EXERCISE GOAL: Your answer must be one number: the count of lines below that include "username".

MATERIAL PROVIDED:
- - - - -

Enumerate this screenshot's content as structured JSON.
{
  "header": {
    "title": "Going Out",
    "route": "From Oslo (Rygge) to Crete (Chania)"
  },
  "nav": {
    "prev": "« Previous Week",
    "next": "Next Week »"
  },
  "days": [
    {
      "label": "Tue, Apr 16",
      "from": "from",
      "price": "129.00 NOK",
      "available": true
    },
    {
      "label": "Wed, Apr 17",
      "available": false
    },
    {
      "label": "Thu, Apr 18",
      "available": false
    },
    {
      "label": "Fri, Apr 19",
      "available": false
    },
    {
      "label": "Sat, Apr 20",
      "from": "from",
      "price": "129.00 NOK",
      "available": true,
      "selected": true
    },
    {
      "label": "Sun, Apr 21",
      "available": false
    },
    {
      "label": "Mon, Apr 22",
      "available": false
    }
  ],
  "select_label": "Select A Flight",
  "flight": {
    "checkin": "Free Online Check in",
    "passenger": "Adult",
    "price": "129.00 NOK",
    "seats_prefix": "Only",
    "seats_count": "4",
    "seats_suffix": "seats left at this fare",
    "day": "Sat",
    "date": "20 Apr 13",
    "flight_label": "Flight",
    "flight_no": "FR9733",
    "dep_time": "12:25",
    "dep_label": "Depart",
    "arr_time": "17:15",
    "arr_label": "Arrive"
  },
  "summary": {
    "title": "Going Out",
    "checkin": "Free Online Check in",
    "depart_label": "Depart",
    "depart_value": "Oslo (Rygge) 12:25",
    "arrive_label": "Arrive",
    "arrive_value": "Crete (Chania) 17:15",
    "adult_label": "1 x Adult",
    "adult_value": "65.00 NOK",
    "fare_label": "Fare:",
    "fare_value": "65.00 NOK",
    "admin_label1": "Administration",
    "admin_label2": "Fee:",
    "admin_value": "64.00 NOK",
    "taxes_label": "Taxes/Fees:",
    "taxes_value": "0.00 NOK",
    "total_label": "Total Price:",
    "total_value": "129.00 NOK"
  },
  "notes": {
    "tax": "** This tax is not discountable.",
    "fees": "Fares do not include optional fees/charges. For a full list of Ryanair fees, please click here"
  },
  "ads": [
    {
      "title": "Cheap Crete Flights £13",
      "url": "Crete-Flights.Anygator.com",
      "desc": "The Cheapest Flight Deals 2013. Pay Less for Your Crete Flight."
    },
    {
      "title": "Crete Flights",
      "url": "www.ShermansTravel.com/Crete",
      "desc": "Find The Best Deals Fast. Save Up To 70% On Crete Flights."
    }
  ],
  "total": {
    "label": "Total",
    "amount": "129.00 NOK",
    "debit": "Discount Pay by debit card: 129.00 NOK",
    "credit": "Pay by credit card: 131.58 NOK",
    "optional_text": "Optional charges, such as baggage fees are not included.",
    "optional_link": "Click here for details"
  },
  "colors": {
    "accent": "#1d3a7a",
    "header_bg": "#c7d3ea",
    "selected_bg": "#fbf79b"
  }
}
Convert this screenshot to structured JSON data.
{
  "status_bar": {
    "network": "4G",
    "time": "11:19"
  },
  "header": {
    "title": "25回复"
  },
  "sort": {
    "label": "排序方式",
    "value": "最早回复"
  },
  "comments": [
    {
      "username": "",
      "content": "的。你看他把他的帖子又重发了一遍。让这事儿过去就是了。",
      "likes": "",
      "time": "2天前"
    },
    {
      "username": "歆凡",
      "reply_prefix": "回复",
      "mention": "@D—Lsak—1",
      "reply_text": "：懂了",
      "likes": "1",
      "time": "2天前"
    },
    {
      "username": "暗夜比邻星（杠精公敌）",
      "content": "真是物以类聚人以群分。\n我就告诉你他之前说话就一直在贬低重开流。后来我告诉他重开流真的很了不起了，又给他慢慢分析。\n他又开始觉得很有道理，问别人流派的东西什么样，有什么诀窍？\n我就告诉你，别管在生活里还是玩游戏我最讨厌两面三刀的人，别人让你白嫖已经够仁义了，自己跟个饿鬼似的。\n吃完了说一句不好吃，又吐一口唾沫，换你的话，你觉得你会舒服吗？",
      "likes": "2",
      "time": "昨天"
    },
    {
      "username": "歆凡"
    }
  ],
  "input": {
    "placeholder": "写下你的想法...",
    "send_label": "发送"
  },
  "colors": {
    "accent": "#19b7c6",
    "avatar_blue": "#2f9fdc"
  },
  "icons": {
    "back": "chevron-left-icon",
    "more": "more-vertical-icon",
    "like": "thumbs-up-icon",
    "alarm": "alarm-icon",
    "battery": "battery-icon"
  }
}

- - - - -

ANSWER SPACE: 4